Top of Data excerpts
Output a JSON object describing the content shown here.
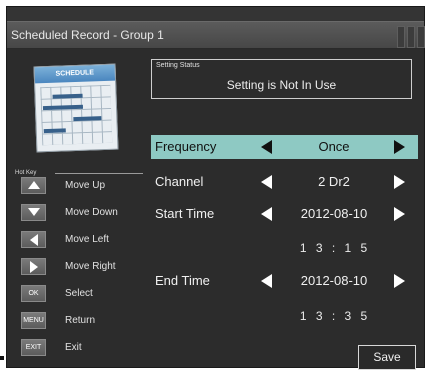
{
  "window": {
    "title": "Scheduled Record - Group 1"
  },
  "calendar": {
    "label": "SCHEDULE"
  },
  "hotkeys": {
    "heading": "Hot Key",
    "items": [
      {
        "key": "",
        "icon": "arrow-up-icon",
        "label": "Move Up"
      },
      {
        "key": "",
        "icon": "arrow-down-icon",
        "label": "Move Down"
      },
      {
        "key": "",
        "icon": "arrow-left-icon",
        "label": "Move Left"
      },
      {
        "key": "",
        "icon": "arrow-right-icon",
        "label": "Move Right"
      },
      {
        "key": "OK",
        "label": "Select"
      },
      {
        "key": "MENU",
        "label": "Return"
      },
      {
        "key": "EXIT",
        "label": "Exit"
      }
    ]
  },
  "status": {
    "label": "Setting Status",
    "value": "Setting is Not In Use"
  },
  "form": {
    "frequency": {
      "label": "Frequency",
      "value": "Once"
    },
    "channel": {
      "label": "Channel",
      "value": "2 Dr2"
    },
    "start": {
      "label": "Start Time",
      "date": "2012-08-10",
      "time": "1 3 : 1 5"
    },
    "end": {
      "label": "End Time",
      "date": "2012-08-10",
      "time": "1 3 : 3 5"
    }
  },
  "buttons": {
    "save": "Save"
  },
  "colors": {
    "highlight": "#8ec9c3",
    "panel": "#2c2c2c",
    "titlebar": "#525252"
  }
}
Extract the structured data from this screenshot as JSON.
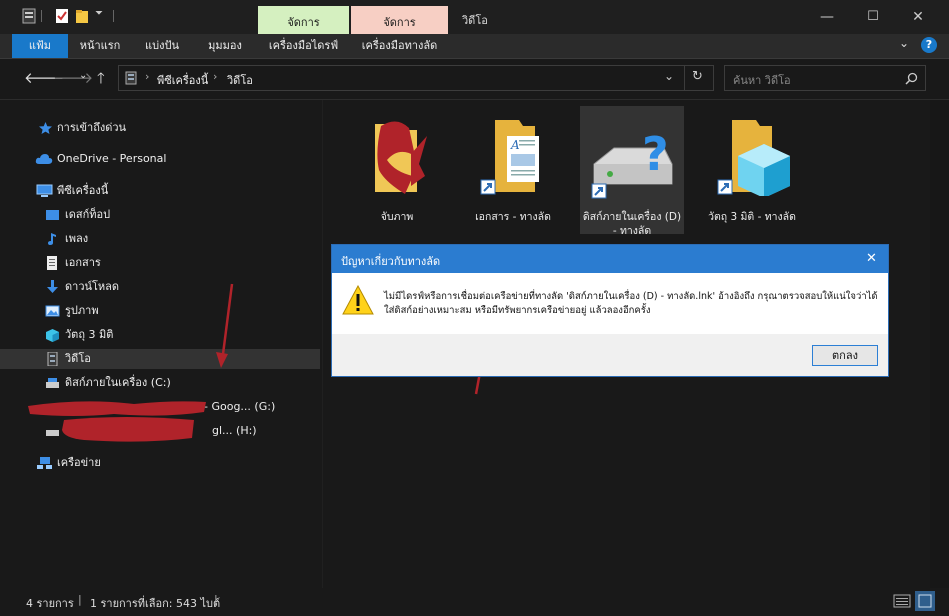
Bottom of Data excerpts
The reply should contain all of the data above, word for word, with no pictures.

Reply -
Output a JSON object describing the content shown here.
{
  "window": {
    "title": "Scheduled Record - Group 1"
  },
  "calendar": {
    "label": "SCHEDULE"
  },
  "hotkeys": {
    "heading": "Hot Key",
    "items": [
      {
        "key": "",
        "icon": "arrow-up-icon",
        "label": "Move Up"
      },
      {
        "key": "",
        "icon": "arrow-down-icon",
        "label": "Move Down"
      },
      {
        "key": "",
        "icon": "arrow-left-icon",
        "label": "Move Left"
      },
      {
        "key": "",
        "icon": "arrow-right-icon",
        "label": "Move Right"
      },
      {
        "key": "OK",
        "label": "Select"
      },
      {
        "key": "MENU",
        "label": "Return"
      },
      {
        "key": "EXIT",
        "label": "Exit"
      }
    ]
  },
  "status": {
    "label": "Setting Status",
    "value": "Setting is Not In Use"
  },
  "form": {
    "frequency": {
      "label": "Frequency",
      "value": "Once"
    },
    "channel": {
      "label": "Channel",
      "value": "2 Dr2"
    },
    "start": {
      "label": "Start Time",
      "date": "2012-08-10",
      "time": "1 3 : 1 5"
    },
    "end": {
      "label": "End Time",
      "date": "2012-08-10",
      "time": "1 3 : 3 5"
    }
  },
  "buttons": {
    "save": "Save"
  },
  "colors": {
    "highlight": "#8ec9c3",
    "panel": "#2c2c2c",
    "titlebar": "#525252"
  }
}
Extract the structured data from this screenshot as JSON.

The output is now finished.